Wilson and the Problems
of Neutrality, 1914–1917
For Woodrow Wilson, who had a positive disinclination to play the game of power politics, events on the international stage intruded fatefully from 1914 to 1917. By the spring of 1915, the United States was the only great power not directly involved in the war then raging from Europe to the Far East. Wilson desired only to deal fairly with both sides, to avoid military involvement, and to bring the war to an end as rapidly as possible. Like Jefferson and Madison a century earlier, however, he soon discovered that neutrality has many perplexities and perils.
Wilson's responses to the challenges to America's peace and security raised by the death grapple of the opposing alliances is still often misunderstood, notwithstanding scores of books and articles. Historians and publicists have too often looked for culprits instead of facts. They have too often misunderstood the facts when they found them. They have too often written as if Wilson and his advisers made policies in a vacuum, independent of conflicting pressures. If we can see Wilson's policies during the period of neutrality in the light of his convictions and objectives, the events and pressures (both domestic and foreign) that constantly played upon him, and the options available to him, then we will see that his tasks in foreign policy at this most critical juncture in the twentieth century were neither simple nor easy.

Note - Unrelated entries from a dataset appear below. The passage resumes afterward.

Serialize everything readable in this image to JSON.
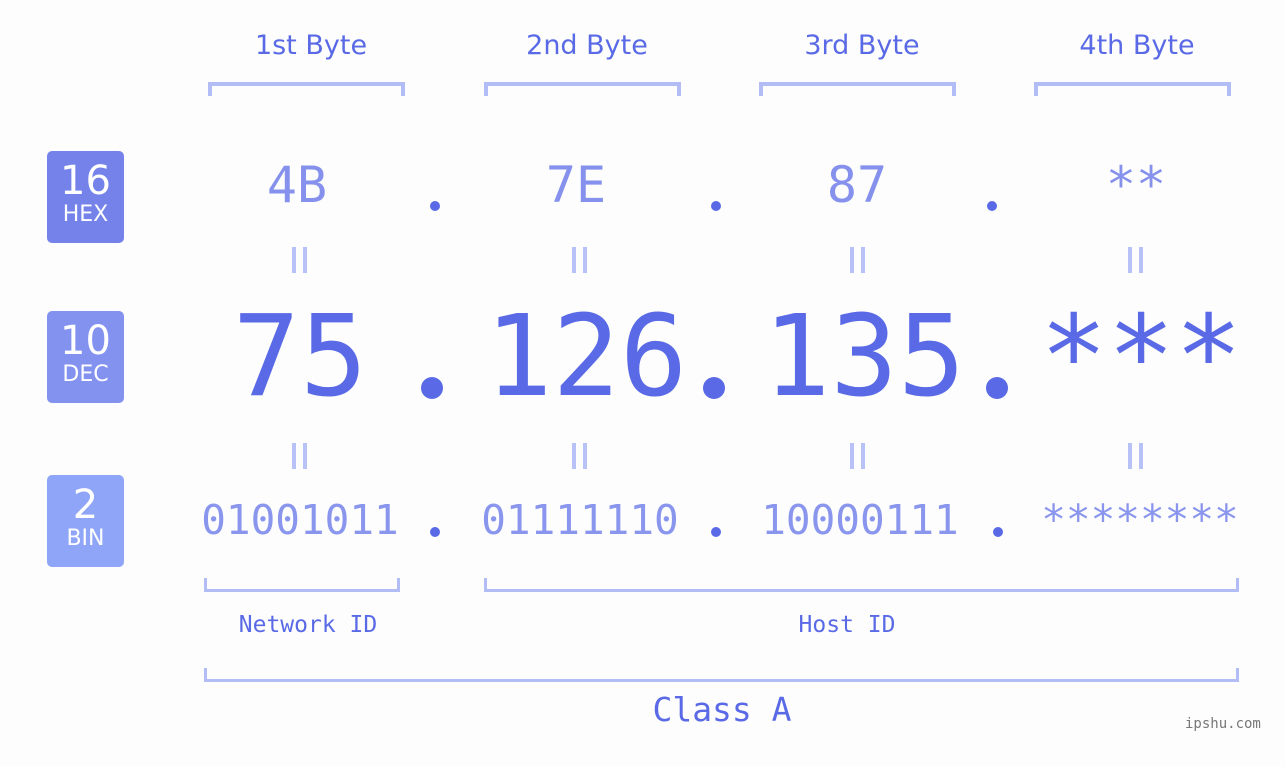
{
  "header": {
    "bytes": [
      "1st Byte",
      "2nd Byte",
      "3rd Byte",
      "4th Byte"
    ]
  },
  "badges": [
    {
      "num": "16",
      "unit": "HEX",
      "color": "#7482ea"
    },
    {
      "num": "10",
      "unit": "DEC",
      "color": "#8492ef"
    },
    {
      "num": "2",
      "unit": "BIN",
      "color": "#8fa5f8"
    }
  ],
  "hex": [
    "4B",
    "7E",
    "87",
    "**"
  ],
  "dec": [
    "75",
    "126",
    "135",
    "***"
  ],
  "bin": [
    "01001011",
    "01111110",
    "10000111",
    "********"
  ],
  "separator": ".",
  "labels": {
    "network_id": "Network ID",
    "host_id": "Host ID",
    "class": "Class A"
  },
  "watermark": "ipshu.com",
  "colors": {
    "accent": "#5a6ae6",
    "bracket": "#b3bdf5",
    "background": "#fcfdfc"
  }
}
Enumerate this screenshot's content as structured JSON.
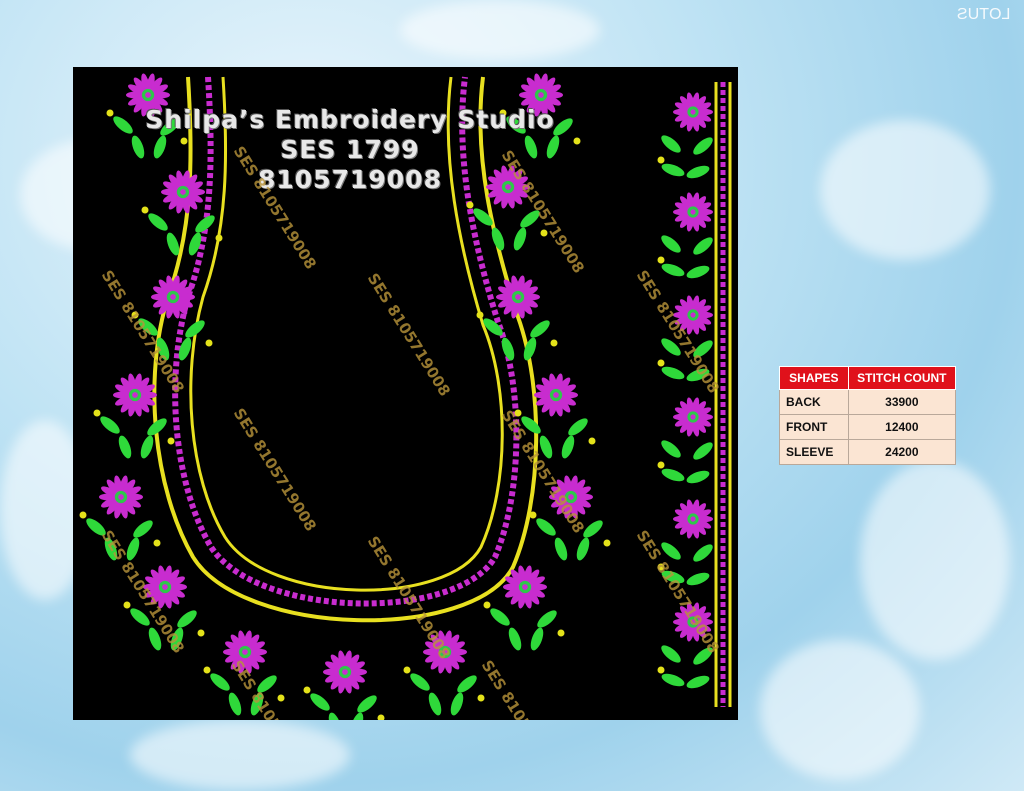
{
  "design": {
    "studio_name": "Shilpa’s Embroidery Studio",
    "design_code": "SES 1799",
    "phone": "8105719008",
    "watermark_text": "SES 8105719008",
    "colors": {
      "background": "#000000",
      "flower": "#c82ccf",
      "flower_center": "#2ec84a",
      "leaf": "#2fd93a",
      "border_yellow": "#e8e020",
      "dot_yellow": "#e4e21a"
    }
  },
  "corner_mark": "LOTUS",
  "stitch_table": {
    "headers": [
      "SHAPES",
      "STITCH COUNT"
    ],
    "rows": [
      {
        "shape": "BACK",
        "count": "33900"
      },
      {
        "shape": "FRONT",
        "count": "12400"
      },
      {
        "shape": "SLEEVE",
        "count": "24200"
      }
    ],
    "header_color": "#e0111b",
    "row_color": "#fbe5d3"
  }
}
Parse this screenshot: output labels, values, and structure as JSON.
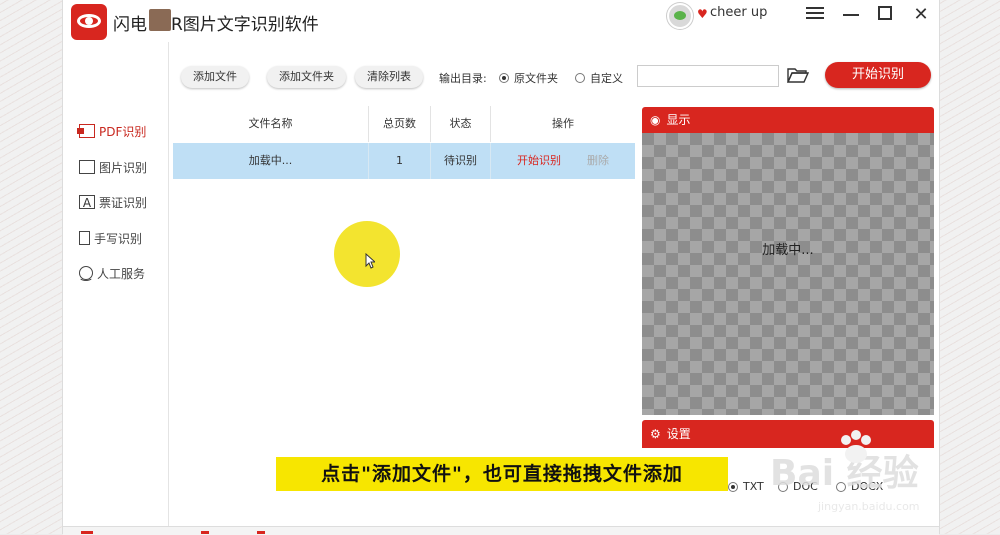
{
  "app": {
    "title_prefix": "闪电",
    "title_suffix": "R图片文字识别软件",
    "username": "cheer up"
  },
  "sidebar": {
    "items": [
      {
        "label": "PDF识别",
        "icon": "pdf-icon",
        "active": true
      },
      {
        "label": "图片识别",
        "icon": "image-icon"
      },
      {
        "label": "票证识别",
        "icon": "ticket-icon"
      },
      {
        "label": "手写识别",
        "icon": "handwriting-icon"
      },
      {
        "label": "人工服务",
        "icon": "smile-icon"
      }
    ]
  },
  "toolbar": {
    "add_file": "添加文件",
    "add_folder": "添加文件夹",
    "clear_list": "清除列表",
    "output_label": "输出目录:",
    "opt_original": "原文件夹",
    "opt_custom": "自定义",
    "path_value": "",
    "start": "开始识别"
  },
  "table": {
    "headers": [
      "文件名称",
      "总页数",
      "状态",
      "操作"
    ],
    "rows": [
      {
        "name": "加载中...",
        "pages": "1",
        "status": "待识别",
        "op_start": "开始识别",
        "op_delete": "删除"
      }
    ]
  },
  "preview": {
    "title": "显示",
    "loading": "加载中..."
  },
  "settings": {
    "title": "设置",
    "formats": [
      "TXT",
      "DOC",
      "DOCX"
    ],
    "selected": "TXT"
  },
  "caption": "点击\"添加文件\"，也可直接拖拽文件添加",
  "watermark": {
    "main": "Bai 经验",
    "sub": "jingyan.baidu.com"
  },
  "colors": {
    "accent": "#d8261f",
    "row_selected": "#bfdff5",
    "caption_bg": "#f7e600"
  }
}
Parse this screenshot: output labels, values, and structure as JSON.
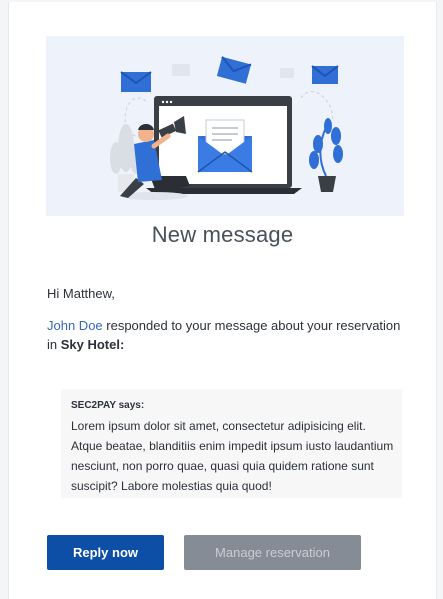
{
  "hero": {
    "illustration": "person-with-megaphone-and-laptop-email-illustration",
    "colors": {
      "background": "#eef2fb",
      "accent_blue": "#2f6fd6",
      "laptop": "#3a3f46"
    }
  },
  "header": {
    "title": "New message"
  },
  "body": {
    "greeting": "Hi Matthew,",
    "sender_name": "John Doe",
    "message_intro": " responded to your message about your reservation in ",
    "hotel_name": "Sky Hotel:",
    "quote": {
      "author": "SEC2PAY says:",
      "text": "Lorem ipsum dolor sit amet, consectetur adipisicing elit. Atque beatae, blanditiis enim impedit ipsum iusto laudantium nesciunt, non porro quae, quasi quia quidem ratione sunt suscipit? Labore molestias quia quod!"
    }
  },
  "actions": {
    "reply_label": "Reply now",
    "manage_label": "Manage reservation",
    "colors": {
      "primary": "#0d4ea6",
      "secondary": "#858c96"
    }
  }
}
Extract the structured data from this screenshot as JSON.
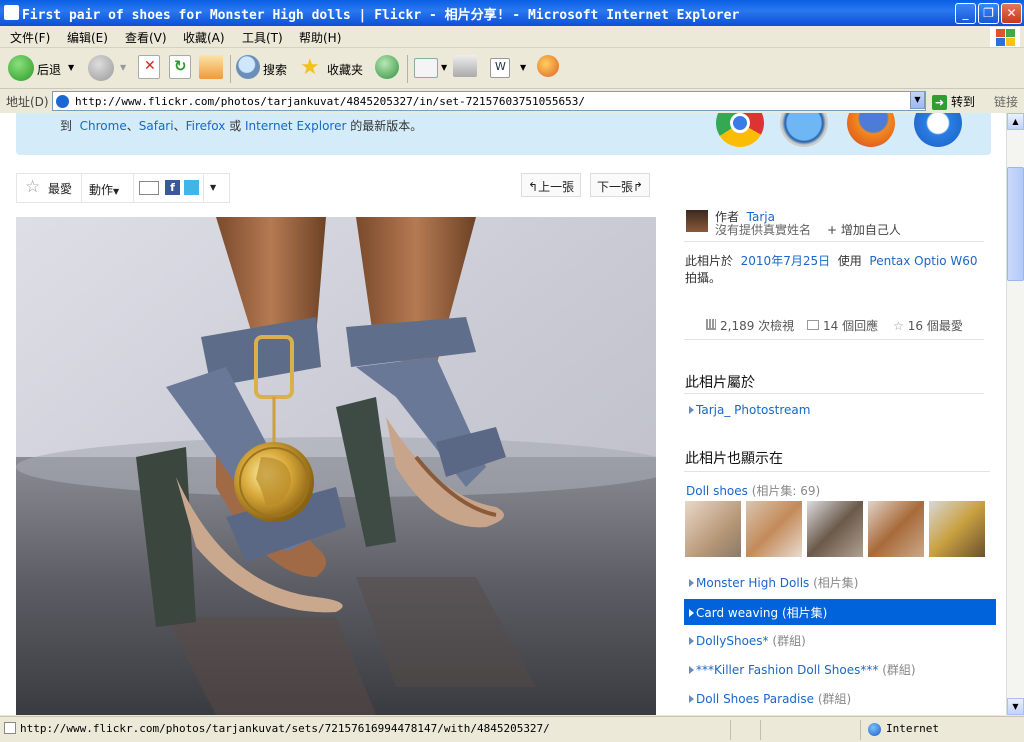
{
  "window": {
    "title": "First pair of shoes for Monster High dolls | Flickr - 相片分享! - Microsoft Internet Explorer"
  },
  "menu": [
    "文件(F)",
    "编辑(E)",
    "查看(V)",
    "收藏(A)",
    "工具(T)",
    "帮助(H)"
  ],
  "toolbar": {
    "back_label": "后退",
    "search_label": "搜索",
    "favorites_label": "收藏夹"
  },
  "address": {
    "label": "地址(D)",
    "url": "http://www.flickr.com/photos/tarjankuvat/4845205327/in/set-72157603751055653/",
    "go_label": "转到",
    "links_label": "链接"
  },
  "banner": {
    "prefix": "到",
    "link_chrome": "Chrome",
    "sep1": "、",
    "link_safari": "Safari",
    "sep2": "、",
    "link_firefox": "Firefox",
    "or": "或",
    "link_ie": "Internet Explorer",
    "suffix": "的最新版本。"
  },
  "actions": {
    "fave_label": "最愛",
    "actions_label": "動作",
    "prev_label": "上一張",
    "next_label": "下一張"
  },
  "sidebar": {
    "by_label": "作者",
    "author": "Tarja",
    "no_name": "沒有提供真實姓名",
    "add_contact": "+ 增加自己人",
    "taken_prefix": "此相片於",
    "taken_date": "2010年7月25日",
    "taken_using": "使用",
    "camera": "Pentax Optio W60",
    "taken_suffix": "拍攝。",
    "views": "2,189 次檢視",
    "comments": "14 個回應",
    "faves": "16 個最愛",
    "belongs_heading": "此相片屬於",
    "photostream": "Tarja_ Photostream",
    "appears_heading": "此相片也顯示在",
    "set1_name": "Doll shoes",
    "set1_meta": "(相片集: 69)",
    "sets": [
      {
        "name": "Monster High Dolls",
        "kind": "(相片集)"
      },
      {
        "name": "Card weaving",
        "kind": "(相片集)"
      },
      {
        "name": "DollyShoes*",
        "kind": "(群組)"
      },
      {
        "name": "***Killer Fashion Doll Shoes***",
        "kind": "(群組)"
      },
      {
        "name": "Doll Shoes Paradise",
        "kind": "(群組)"
      }
    ]
  },
  "status": {
    "url": "http://www.flickr.com/photos/tarjankuvat/sets/72157616994478147/with/4845205327/",
    "zone": "Internet"
  }
}
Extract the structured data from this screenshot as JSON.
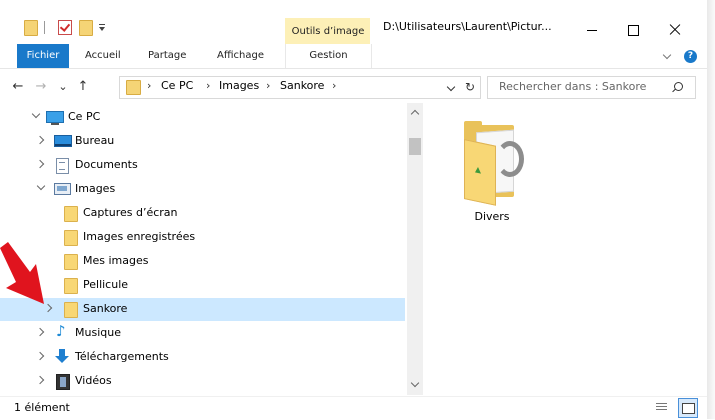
{
  "window": {
    "title": "D:\\Utilisateurs\\Laurent\\Pictur...",
    "contextual_group_label": "Outils d’image"
  },
  "ribbon": {
    "tabs": [
      {
        "label": "Fichier",
        "active": true
      },
      {
        "label": "Accueil"
      },
      {
        "label": "Partage"
      },
      {
        "label": "Affichage"
      },
      {
        "label": "Gestion"
      }
    ]
  },
  "address": {
    "crumbs": [
      "Ce PC",
      "Images",
      "Sankore"
    ],
    "separator": "›",
    "search_placeholder": "Rechercher dans : Sankore"
  },
  "nav_buttons": {
    "back": "←",
    "forward": "→",
    "recent": "⌄",
    "up": "↑",
    "refresh": "↻"
  },
  "tree": {
    "items": [
      {
        "label": "Ce PC",
        "icon": "computer-icon",
        "expanded": true
      },
      {
        "label": "Bureau",
        "icon": "desktop-icon"
      },
      {
        "label": "Documents",
        "icon": "documents-icon"
      },
      {
        "label": "Images",
        "icon": "images-icon",
        "expanded": true
      },
      {
        "label": "Captures d’écran",
        "icon": "folder-icon"
      },
      {
        "label": "Images enregistrées",
        "icon": "folder-icon"
      },
      {
        "label": "Mes images",
        "icon": "folder-icon"
      },
      {
        "label": "Pellicule",
        "icon": "folder-icon"
      },
      {
        "label": "Sankore",
        "icon": "folder-icon",
        "selected": true
      },
      {
        "label": "Musique",
        "icon": "music-icon"
      },
      {
        "label": "Téléchargements",
        "icon": "download-icon"
      },
      {
        "label": "Vidéos",
        "icon": "video-icon"
      }
    ]
  },
  "content": {
    "items": [
      {
        "label": "Divers",
        "icon": "folder-icon"
      }
    ]
  },
  "status": {
    "count_text": "1 élément"
  },
  "colors": {
    "accent": "#1979ca",
    "selection": "#cce8ff",
    "contextual_tab": "#fdf0b7",
    "annotation_arrow": "#e0141e"
  }
}
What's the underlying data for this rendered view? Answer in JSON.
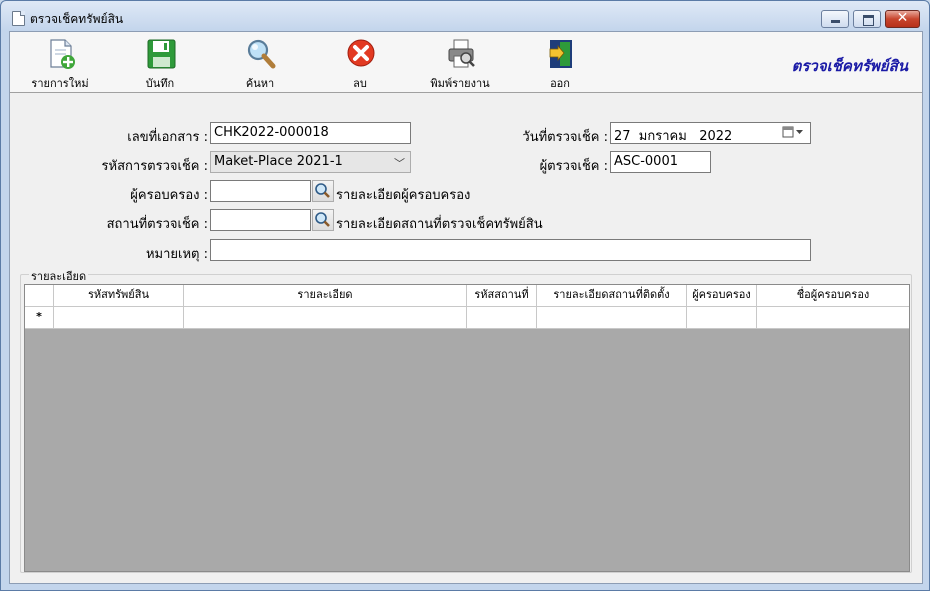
{
  "window": {
    "title": "ตรวจเช็คทรัพย์สิน"
  },
  "toolbar": {
    "items": [
      {
        "label": "รายการใหม่",
        "icon": "new-document-icon"
      },
      {
        "label": "บันทึก",
        "icon": "save-icon"
      },
      {
        "label": "ค้นหา",
        "icon": "search-icon"
      },
      {
        "label": "ลบ",
        "icon": "delete-icon"
      },
      {
        "label": "พิมพ์รายงาน",
        "icon": "print-icon"
      },
      {
        "label": "ออก",
        "icon": "exit-icon"
      }
    ],
    "brand": "ตรวจเช็คทรัพย์สิน"
  },
  "form": {
    "doc_no_label": "เลขที่เอกสาร :",
    "doc_no": "CHK2022-000018",
    "check_code_label": "รหัสการตรวจเช็ค :",
    "check_code": "Maket-Place 2021-1",
    "holder_label": "ผู้ครอบครอง :",
    "holder": "",
    "holder_detail_label": "รายละเอียดผู้ครอบครอง",
    "location_label": "สถานที่ตรวจเช็ค :",
    "location": "",
    "location_detail_label": "รายละเอียดสถานที่ตรวจเช็คทรัพย์สิน",
    "note_label": "หมายเหตุ :",
    "note": "",
    "check_date_label": "วันที่ตรวจเช็ค :",
    "check_date": "27  มกราคม   2022",
    "checker_label": "ผู้ตรวจเช็ค :",
    "checker": "ASC-0001"
  },
  "details": {
    "group_title": "รายละเอียด",
    "columns": [
      "รหัสทรัพย์สิน",
      "รายละเอียด",
      "รหัสสถานที่",
      "รายละเอียดสถานที่ติดตั้ง",
      "ผู้ครอบครอง",
      "ชื่อผู้ครอบครอง"
    ],
    "new_row_marker": "*"
  },
  "colors": {
    "brand_text": "#1a1aa6",
    "grid_empty": "#a9a9a9"
  }
}
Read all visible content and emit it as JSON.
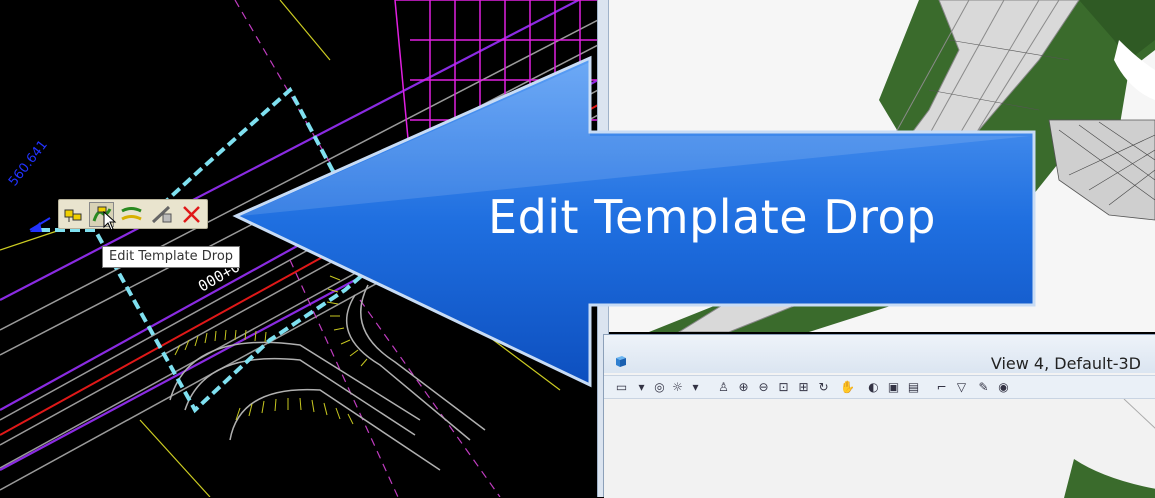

The most significant pressures affecting Wilson's decisions throughout the period 1914 to 1917 were the attitudes and opinions